WORK INSTRUCTIONS:
Reproduce all of the data exactly. Images are not to appear in the reply.
----------
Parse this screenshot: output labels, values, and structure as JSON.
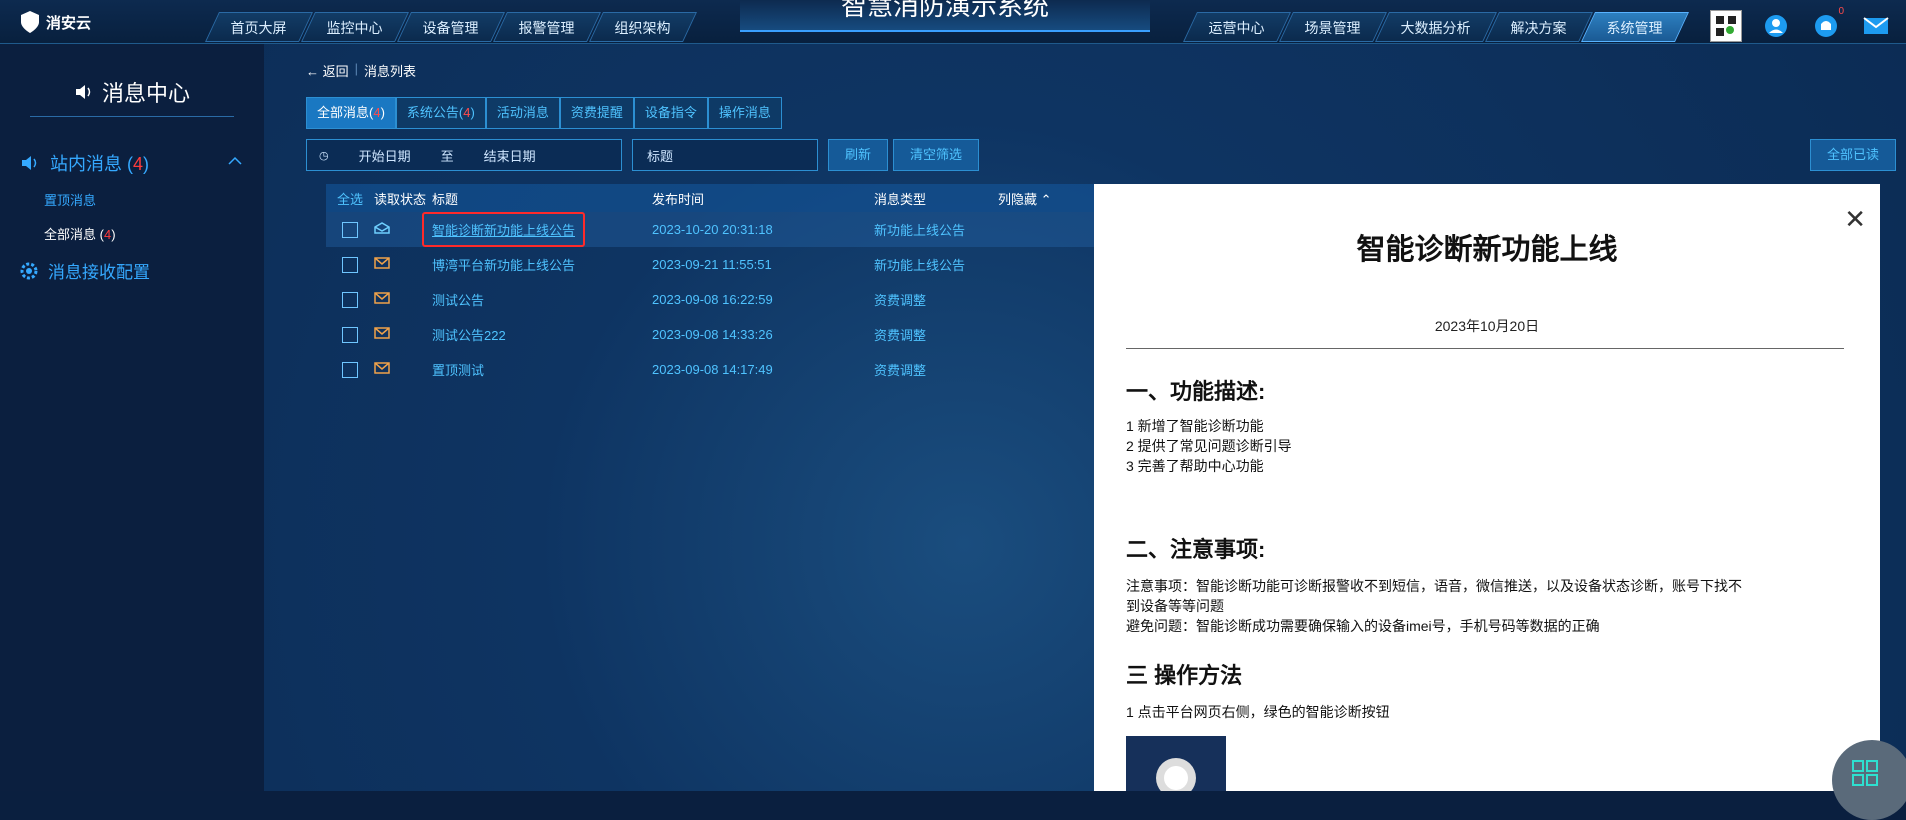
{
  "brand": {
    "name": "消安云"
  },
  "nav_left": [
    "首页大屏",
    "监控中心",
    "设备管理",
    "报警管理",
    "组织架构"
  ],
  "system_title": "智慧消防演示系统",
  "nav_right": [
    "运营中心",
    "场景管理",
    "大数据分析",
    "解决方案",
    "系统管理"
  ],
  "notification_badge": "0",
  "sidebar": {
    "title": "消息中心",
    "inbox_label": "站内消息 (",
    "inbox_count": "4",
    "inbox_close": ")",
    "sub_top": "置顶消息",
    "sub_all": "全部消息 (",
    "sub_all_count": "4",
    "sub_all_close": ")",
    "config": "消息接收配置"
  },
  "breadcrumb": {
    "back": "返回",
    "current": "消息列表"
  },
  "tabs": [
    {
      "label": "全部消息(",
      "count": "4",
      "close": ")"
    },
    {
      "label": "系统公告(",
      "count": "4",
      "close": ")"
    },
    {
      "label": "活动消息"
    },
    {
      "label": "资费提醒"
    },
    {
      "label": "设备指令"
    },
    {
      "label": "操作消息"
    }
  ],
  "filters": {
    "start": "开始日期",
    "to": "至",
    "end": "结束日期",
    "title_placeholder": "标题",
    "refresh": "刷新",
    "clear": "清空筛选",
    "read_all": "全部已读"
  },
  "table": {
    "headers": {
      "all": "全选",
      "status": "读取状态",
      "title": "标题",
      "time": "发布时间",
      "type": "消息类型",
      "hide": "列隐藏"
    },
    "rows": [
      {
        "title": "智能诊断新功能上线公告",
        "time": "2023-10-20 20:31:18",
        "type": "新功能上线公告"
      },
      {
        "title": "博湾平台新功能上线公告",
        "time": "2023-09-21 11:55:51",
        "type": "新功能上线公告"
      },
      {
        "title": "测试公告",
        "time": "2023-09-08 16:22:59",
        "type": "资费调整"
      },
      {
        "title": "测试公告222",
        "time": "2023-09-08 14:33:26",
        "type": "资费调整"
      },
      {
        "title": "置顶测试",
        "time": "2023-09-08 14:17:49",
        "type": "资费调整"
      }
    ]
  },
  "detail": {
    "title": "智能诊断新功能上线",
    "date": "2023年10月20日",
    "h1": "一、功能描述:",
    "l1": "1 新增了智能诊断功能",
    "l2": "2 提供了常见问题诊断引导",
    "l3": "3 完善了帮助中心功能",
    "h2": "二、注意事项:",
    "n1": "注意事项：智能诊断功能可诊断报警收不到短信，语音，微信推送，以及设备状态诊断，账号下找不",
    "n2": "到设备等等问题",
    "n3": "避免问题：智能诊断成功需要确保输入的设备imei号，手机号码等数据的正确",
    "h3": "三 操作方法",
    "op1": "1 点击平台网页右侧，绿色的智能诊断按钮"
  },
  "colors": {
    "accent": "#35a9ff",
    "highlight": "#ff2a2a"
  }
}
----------
EXERCISE RESULT:
Parse this screenshot: output labels, values, and structure as JSON.
{
  "brand": {
    "name": "消安云"
  },
  "nav_left": [
    "首页大屏",
    "监控中心",
    "设备管理",
    "报警管理",
    "组织架构"
  ],
  "system_title": "智慧消防演示系统",
  "nav_right": [
    "运营中心",
    "场景管理",
    "大数据分析",
    "解决方案",
    "系统管理"
  ],
  "notification_badge": "0",
  "sidebar": {
    "title": "消息中心",
    "inbox_label": "站内消息 (",
    "inbox_count": "4",
    "inbox_close": ")",
    "sub_top": "置顶消息",
    "sub_all": "全部消息 (",
    "sub_all_count": "4",
    "sub_all_close": ")",
    "config": "消息接收配置"
  },
  "breadcrumb": {
    "back": "返回",
    "current": "消息列表"
  },
  "tabs": [
    {
      "label": "全部消息(",
      "count": "4",
      "close": ")"
    },
    {
      "label": "系统公告(",
      "count": "4",
      "close": ")"
    },
    {
      "label": "活动消息"
    },
    {
      "label": "资费提醒"
    },
    {
      "label": "设备指令"
    },
    {
      "label": "操作消息"
    }
  ],
  "filters": {
    "start": "开始日期",
    "to": "至",
    "end": "结束日期",
    "title_placeholder": "标题",
    "refresh": "刷新",
    "clear": "清空筛选",
    "read_all": "全部已读"
  },
  "table": {
    "headers": {
      "all": "全选",
      "status": "读取状态",
      "title": "标题",
      "time": "发布时间",
      "type": "消息类型",
      "hide": "列隐藏"
    },
    "rows": [
      {
        "title": "智能诊断新功能上线公告",
        "time": "2023-10-20 20:31:18",
        "type": "新功能上线公告"
      },
      {
        "title": "博湾平台新功能上线公告",
        "time": "2023-09-21 11:55:51",
        "type": "新功能上线公告"
      },
      {
        "title": "测试公告",
        "time": "2023-09-08 16:22:59",
        "type": "资费调整"
      },
      {
        "title": "测试公告222",
        "time": "2023-09-08 14:33:26",
        "type": "资费调整"
      },
      {
        "title": "置顶测试",
        "time": "2023-09-08 14:17:49",
        "type": "资费调整"
      }
    ]
  },
  "detail": {
    "title": "智能诊断新功能上线",
    "date": "2023年10月20日",
    "h1": "一、功能描述:",
    "l1": "1 新增了智能诊断功能",
    "l2": "2 提供了常见问题诊断引导",
    "l3": "3 完善了帮助中心功能",
    "h2": "二、注意事项:",
    "n1": "注意事项：智能诊断功能可诊断报警收不到短信，语音，微信推送，以及设备状态诊断，账号下找不",
    "n2": "到设备等等问题",
    "n3": "避免问题：智能诊断成功需要确保输入的设备imei号，手机号码等数据的正确",
    "h3": "三 操作方法",
    "op1": "1 点击平台网页右侧，绿色的智能诊断按钮"
  },
  "colors": {
    "accent": "#35a9ff",
    "highlight": "#ff2a2a"
  }
}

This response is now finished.